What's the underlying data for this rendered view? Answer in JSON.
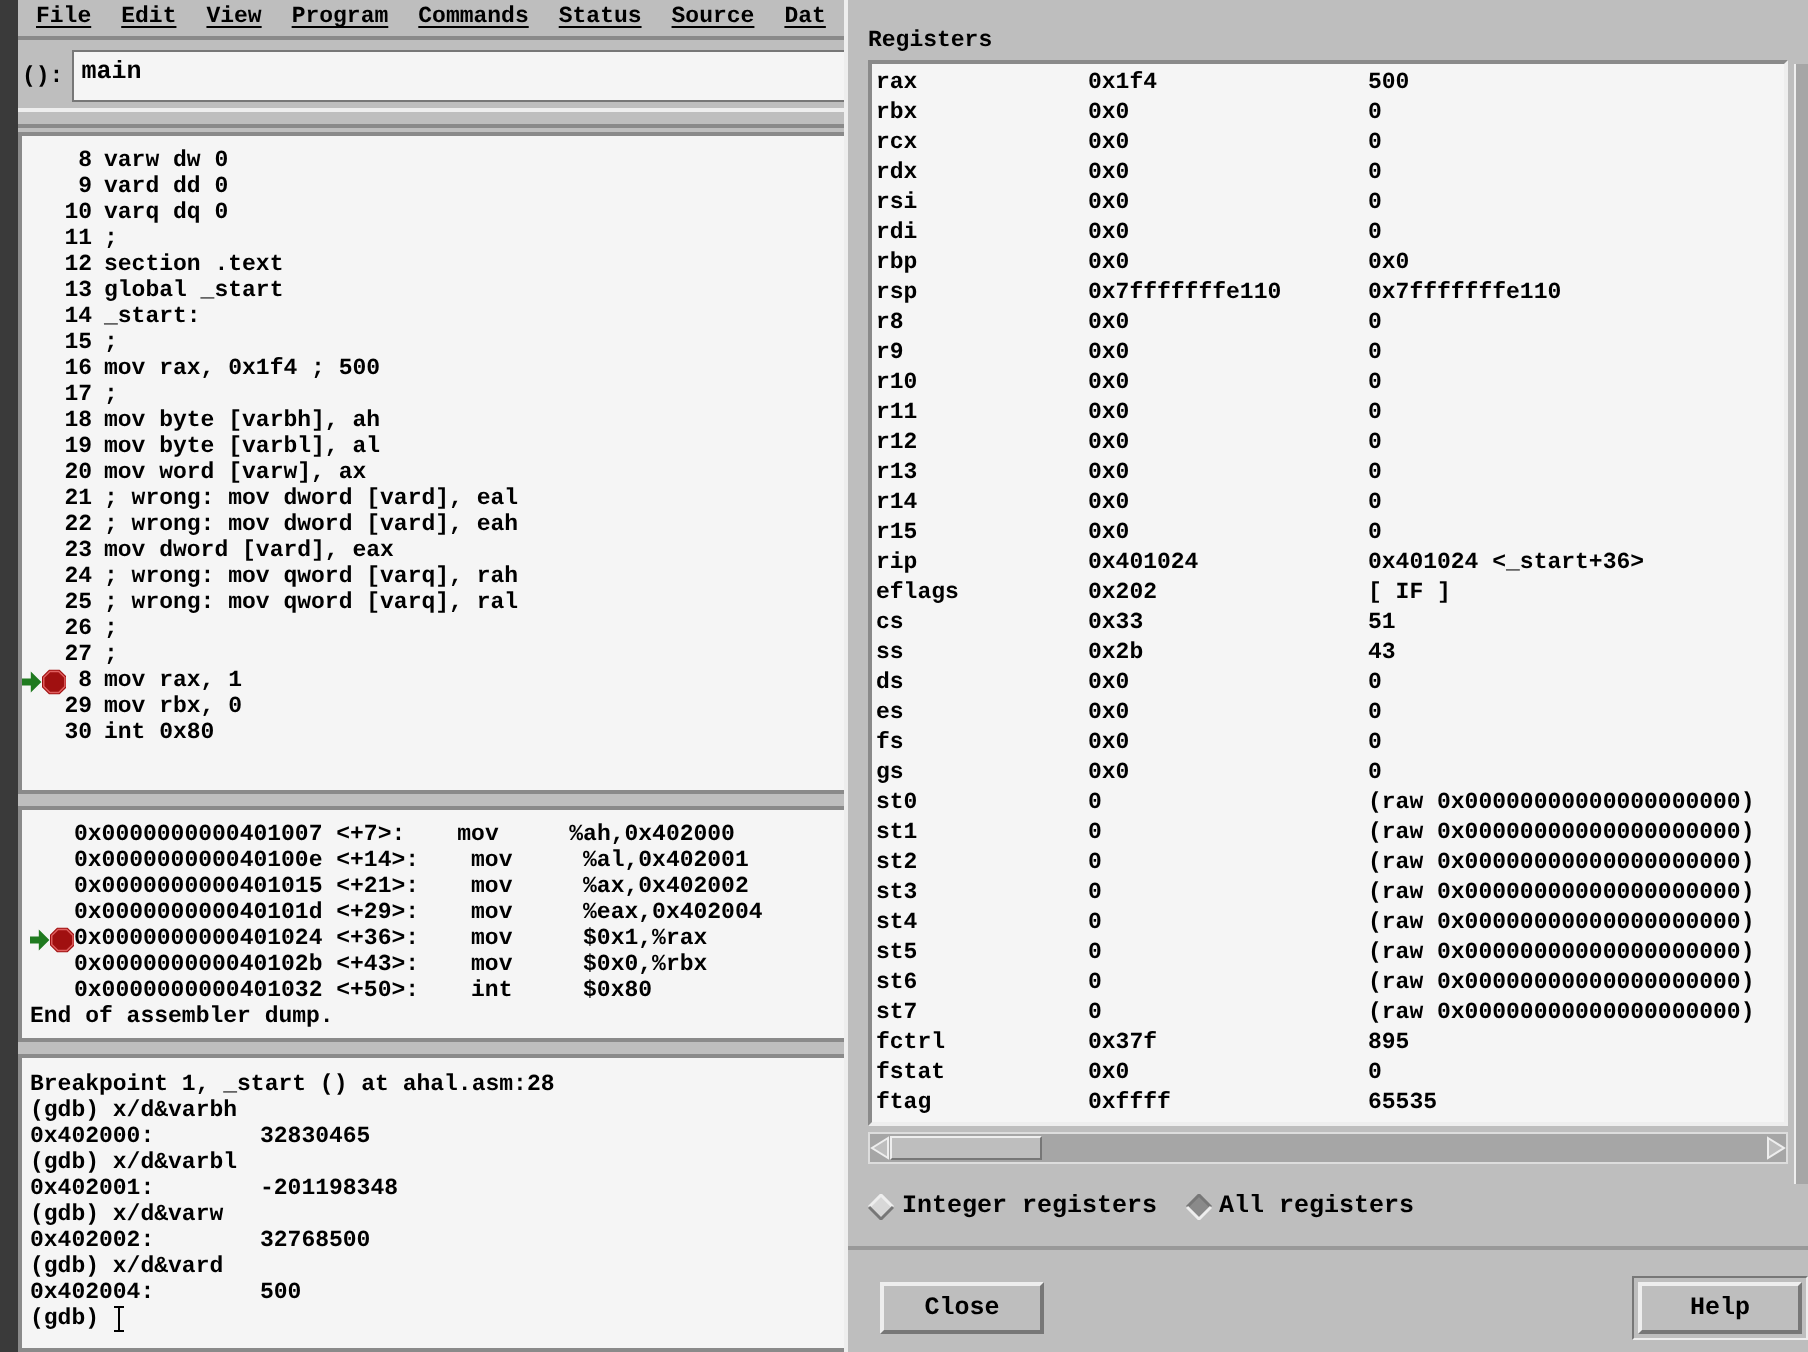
{
  "menu": [
    {
      "label": "File"
    },
    {
      "label": "Edit"
    },
    {
      "label": "View"
    },
    {
      "label": "Program"
    },
    {
      "label": "Commands"
    },
    {
      "label": "Status"
    },
    {
      "label": "Source"
    },
    {
      "label": "Dat"
    }
  ],
  "argument": {
    "label": "():",
    "value": "main"
  },
  "source": {
    "lines": [
      {
        "number": "8",
        "text": "varw dw 0",
        "breakpoint": false,
        "current": false
      },
      {
        "number": "9",
        "text": "vard dd 0",
        "breakpoint": false,
        "current": false
      },
      {
        "number": "10",
        "text": "varq dq 0",
        "breakpoint": false,
        "current": false
      },
      {
        "number": "11",
        "text": ";",
        "breakpoint": false,
        "current": false
      },
      {
        "number": "12",
        "text": "section .text",
        "breakpoint": false,
        "current": false
      },
      {
        "number": "13",
        "text": "global _start",
        "breakpoint": false,
        "current": false
      },
      {
        "number": "14",
        "text": "_start:",
        "breakpoint": false,
        "current": false
      },
      {
        "number": "15",
        "text": ";",
        "breakpoint": false,
        "current": false
      },
      {
        "number": "16",
        "text": "mov rax, 0x1f4 ; 500",
        "breakpoint": false,
        "current": false
      },
      {
        "number": "17",
        "text": ";",
        "breakpoint": false,
        "current": false
      },
      {
        "number": "18",
        "text": "mov byte [varbh], ah",
        "breakpoint": false,
        "current": false
      },
      {
        "number": "19",
        "text": "mov byte [varbl], al",
        "breakpoint": false,
        "current": false
      },
      {
        "number": "20",
        "text": "mov word [varw], ax",
        "breakpoint": false,
        "current": false
      },
      {
        "number": "21",
        "text": "; wrong: mov dword [vard], eal",
        "breakpoint": false,
        "current": false
      },
      {
        "number": "22",
        "text": "; wrong: mov dword [vard], eah",
        "breakpoint": false,
        "current": false
      },
      {
        "number": "23",
        "text": "mov dword [vard], eax",
        "breakpoint": false,
        "current": false
      },
      {
        "number": "24",
        "text": "; wrong: mov qword [varq], rah",
        "breakpoint": false,
        "current": false
      },
      {
        "number": "25",
        "text": "; wrong: mov qword [varq], ral",
        "breakpoint": false,
        "current": false
      },
      {
        "number": "26",
        "text": ";",
        "breakpoint": false,
        "current": false
      },
      {
        "number": "27",
        "text": ";",
        "breakpoint": false,
        "current": false
      },
      {
        "number": "8",
        "text": "mov rax, 1",
        "breakpoint": true,
        "current": true
      },
      {
        "number": "29",
        "text": "mov rbx, 0",
        "breakpoint": false,
        "current": false
      },
      {
        "number": "30",
        "text": "int 0x80",
        "breakpoint": false,
        "current": false
      }
    ]
  },
  "assembler": {
    "lines": [
      {
        "address": "0x0000000000401007",
        "offset": "<+7>:",
        "op": "mov",
        "args": "%ah,0x402000",
        "breakpoint": false,
        "current": false
      },
      {
        "address": "0x000000000040100e",
        "offset": "<+14>:",
        "op": "mov",
        "args": "%al,0x402001",
        "breakpoint": false,
        "current": false
      },
      {
        "address": "0x0000000000401015",
        "offset": "<+21>:",
        "op": "mov",
        "args": "%ax,0x402002",
        "breakpoint": false,
        "current": false
      },
      {
        "address": "0x000000000040101d",
        "offset": "<+29>:",
        "op": "mov",
        "args": "%eax,0x402004",
        "breakpoint": false,
        "current": false
      },
      {
        "address": "0x0000000000401024",
        "offset": "<+36>:",
        "op": "mov",
        "args": "$0x1,%rax",
        "breakpoint": true,
        "current": true
      },
      {
        "address": "0x000000000040102b",
        "offset": "<+43>:",
        "op": "mov",
        "args": "$0x0,%rbx",
        "breakpoint": false,
        "current": false
      },
      {
        "address": "0x0000000000401032",
        "offset": "<+50>:",
        "op": "int",
        "args": "$0x80",
        "breakpoint": false,
        "current": false
      }
    ],
    "footer": "End of assembler dump."
  },
  "console": {
    "lines": [
      {
        "kind": "text",
        "text": "Breakpoint 1, _start () at ahal.asm:28"
      },
      {
        "kind": "text",
        "text": "(gdb) x/d&varbh"
      },
      {
        "kind": "value",
        "address": "0x402000:",
        "value": "32830465"
      },
      {
        "kind": "text",
        "text": "(gdb) x/d&varbl"
      },
      {
        "kind": "value",
        "address": "0x402001:",
        "value": "-201198348"
      },
      {
        "kind": "text",
        "text": "(gdb) x/d&varw"
      },
      {
        "kind": "value",
        "address": "0x402002:",
        "value": "32768500"
      },
      {
        "kind": "text",
        "text": "(gdb) x/d&vard"
      },
      {
        "kind": "value",
        "address": "0x402004:",
        "value": "500"
      },
      {
        "kind": "prompt",
        "text": "(gdb)"
      }
    ]
  },
  "registers_dialog": {
    "title": "Registers",
    "rows": [
      {
        "name": "rax",
        "hex": "0x1f4",
        "natural": "500"
      },
      {
        "name": "rbx",
        "hex": "0x0",
        "natural": "0"
      },
      {
        "name": "rcx",
        "hex": "0x0",
        "natural": "0"
      },
      {
        "name": "rdx",
        "hex": "0x0",
        "natural": "0"
      },
      {
        "name": "rsi",
        "hex": "0x0",
        "natural": "0"
      },
      {
        "name": "rdi",
        "hex": "0x0",
        "natural": "0"
      },
      {
        "name": "rbp",
        "hex": "0x0",
        "natural": "0x0"
      },
      {
        "name": "rsp",
        "hex": "0x7fffffffe110",
        "natural": "0x7fffffffe110"
      },
      {
        "name": "r8",
        "hex": "0x0",
        "natural": "0"
      },
      {
        "name": "r9",
        "hex": "0x0",
        "natural": "0"
      },
      {
        "name": "r10",
        "hex": "0x0",
        "natural": "0"
      },
      {
        "name": "r11",
        "hex": "0x0",
        "natural": "0"
      },
      {
        "name": "r12",
        "hex": "0x0",
        "natural": "0"
      },
      {
        "name": "r13",
        "hex": "0x0",
        "natural": "0"
      },
      {
        "name": "r14",
        "hex": "0x0",
        "natural": "0"
      },
      {
        "name": "r15",
        "hex": "0x0",
        "natural": "0"
      },
      {
        "name": "rip",
        "hex": "0x401024",
        "natural": "0x401024 <_start+36>"
      },
      {
        "name": "eflags",
        "hex": "0x202",
        "natural": "[ IF ]"
      },
      {
        "name": "cs",
        "hex": "0x33",
        "natural": "51"
      },
      {
        "name": "ss",
        "hex": "0x2b",
        "natural": "43"
      },
      {
        "name": "ds",
        "hex": "0x0",
        "natural": "0"
      },
      {
        "name": "es",
        "hex": "0x0",
        "natural": "0"
      },
      {
        "name": "fs",
        "hex": "0x0",
        "natural": "0"
      },
      {
        "name": "gs",
        "hex": "0x0",
        "natural": "0"
      },
      {
        "name": "st0",
        "hex": "0",
        "natural": "(raw 0x00000000000000000000)"
      },
      {
        "name": "st1",
        "hex": "0",
        "natural": "(raw 0x00000000000000000000)"
      },
      {
        "name": "st2",
        "hex": "0",
        "natural": "(raw 0x00000000000000000000)"
      },
      {
        "name": "st3",
        "hex": "0",
        "natural": "(raw 0x00000000000000000000)"
      },
      {
        "name": "st4",
        "hex": "0",
        "natural": "(raw 0x00000000000000000000)"
      },
      {
        "name": "st5",
        "hex": "0",
        "natural": "(raw 0x00000000000000000000)"
      },
      {
        "name": "st6",
        "hex": "0",
        "natural": "(raw 0x00000000000000000000)"
      },
      {
        "name": "st7",
        "hex": "0",
        "natural": "(raw 0x00000000000000000000)"
      },
      {
        "name": "fctrl",
        "hex": "0x37f",
        "natural": "895"
      },
      {
        "name": "fstat",
        "hex": "0x0",
        "natural": "0"
      },
      {
        "name": "ftag",
        "hex": "0xffff",
        "natural": "65535"
      }
    ],
    "options": [
      {
        "label": "Integer registers",
        "selected": false
      },
      {
        "label": "All registers",
        "selected": true
      }
    ],
    "buttons": [
      {
        "label": "Close",
        "default": false
      },
      {
        "label": "Help",
        "default": true
      }
    ]
  }
}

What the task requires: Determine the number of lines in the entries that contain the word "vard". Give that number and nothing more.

Answer to this problem: 5